====== Entries supplied ======

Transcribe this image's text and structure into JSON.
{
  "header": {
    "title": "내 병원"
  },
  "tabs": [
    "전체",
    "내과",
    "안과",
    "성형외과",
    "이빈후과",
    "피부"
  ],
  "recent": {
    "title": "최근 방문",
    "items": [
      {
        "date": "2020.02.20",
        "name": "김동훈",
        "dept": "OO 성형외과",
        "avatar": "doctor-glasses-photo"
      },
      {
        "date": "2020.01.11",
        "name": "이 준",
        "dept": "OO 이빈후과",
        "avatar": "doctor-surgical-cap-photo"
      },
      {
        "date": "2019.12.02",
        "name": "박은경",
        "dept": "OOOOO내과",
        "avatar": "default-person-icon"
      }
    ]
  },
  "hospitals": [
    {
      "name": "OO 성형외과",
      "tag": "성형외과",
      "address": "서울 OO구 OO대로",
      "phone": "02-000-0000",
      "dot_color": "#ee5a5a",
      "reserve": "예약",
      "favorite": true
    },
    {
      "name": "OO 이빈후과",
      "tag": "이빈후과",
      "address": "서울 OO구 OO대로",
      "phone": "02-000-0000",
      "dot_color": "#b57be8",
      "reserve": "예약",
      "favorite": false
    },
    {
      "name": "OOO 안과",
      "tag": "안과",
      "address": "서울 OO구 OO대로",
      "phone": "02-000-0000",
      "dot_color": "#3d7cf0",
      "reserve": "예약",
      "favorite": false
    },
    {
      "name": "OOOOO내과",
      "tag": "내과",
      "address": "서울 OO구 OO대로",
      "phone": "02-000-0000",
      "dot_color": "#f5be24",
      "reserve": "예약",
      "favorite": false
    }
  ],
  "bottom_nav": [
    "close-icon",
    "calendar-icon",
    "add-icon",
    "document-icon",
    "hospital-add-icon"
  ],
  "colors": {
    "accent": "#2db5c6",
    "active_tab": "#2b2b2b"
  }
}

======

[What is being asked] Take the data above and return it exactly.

[Result]
Transcribe this image's text and structure into JSON.
{
  "header": {
    "title": "내 병원"
  },
  "tabs": [
    "전체",
    "내과",
    "안과",
    "성형외과",
    "이빈후과",
    "피부"
  ],
  "recent": {
    "title": "최근 방문",
    "items": [
      {
        "date": "2020.02.20",
        "name": "김동훈",
        "dept": "OO 성형외과",
        "avatar": "doctor-glasses-photo"
      },
      {
        "date": "2020.01.11",
        "name": "이 준",
        "dept": "OO 이빈후과",
        "avatar": "doctor-surgical-cap-photo"
      },
      {
        "date": "2019.12.02",
        "name": "박은경",
        "dept": "OOOOO내과",
        "avatar": "default-person-icon"
      }
    ]
  },
  "hospitals": [
    {
      "name": "OO 성형외과",
      "tag": "성형외과",
      "address": "서울 OO구 OO대로",
      "phone": "02-000-0000",
      "dot_color": "#ee5a5a",
      "reserve": "예약",
      "favorite": true
    },
    {
      "name": "OO 이빈후과",
      "tag": "이빈후과",
      "address": "서울 OO구 OO대로",
      "phone": "02-000-0000",
      "dot_color": "#b57be8",
      "reserve": "예약",
      "favorite": false
    },
    {
      "name": "OOO 안과",
      "tag": "안과",
      "address": "서울 OO구 OO대로",
      "phone": "02-000-0000",
      "dot_color": "#3d7cf0",
      "reserve": "예약",
      "favorite": false
    },
    {
      "name": "OOOOO내과",
      "tag": "내과",
      "address": "서울 OO구 OO대로",
      "phone": "02-000-0000",
      "dot_color": "#f5be24",
      "reserve": "예약",
      "favorite": false
    }
  ],
  "bottom_nav": [
    "close-icon",
    "calendar-icon",
    "add-icon",
    "document-icon",
    "hospital-add-icon"
  ],
  "colors": {
    "accent": "#2db5c6",
    "active_tab": "#2b2b2b"
  }
}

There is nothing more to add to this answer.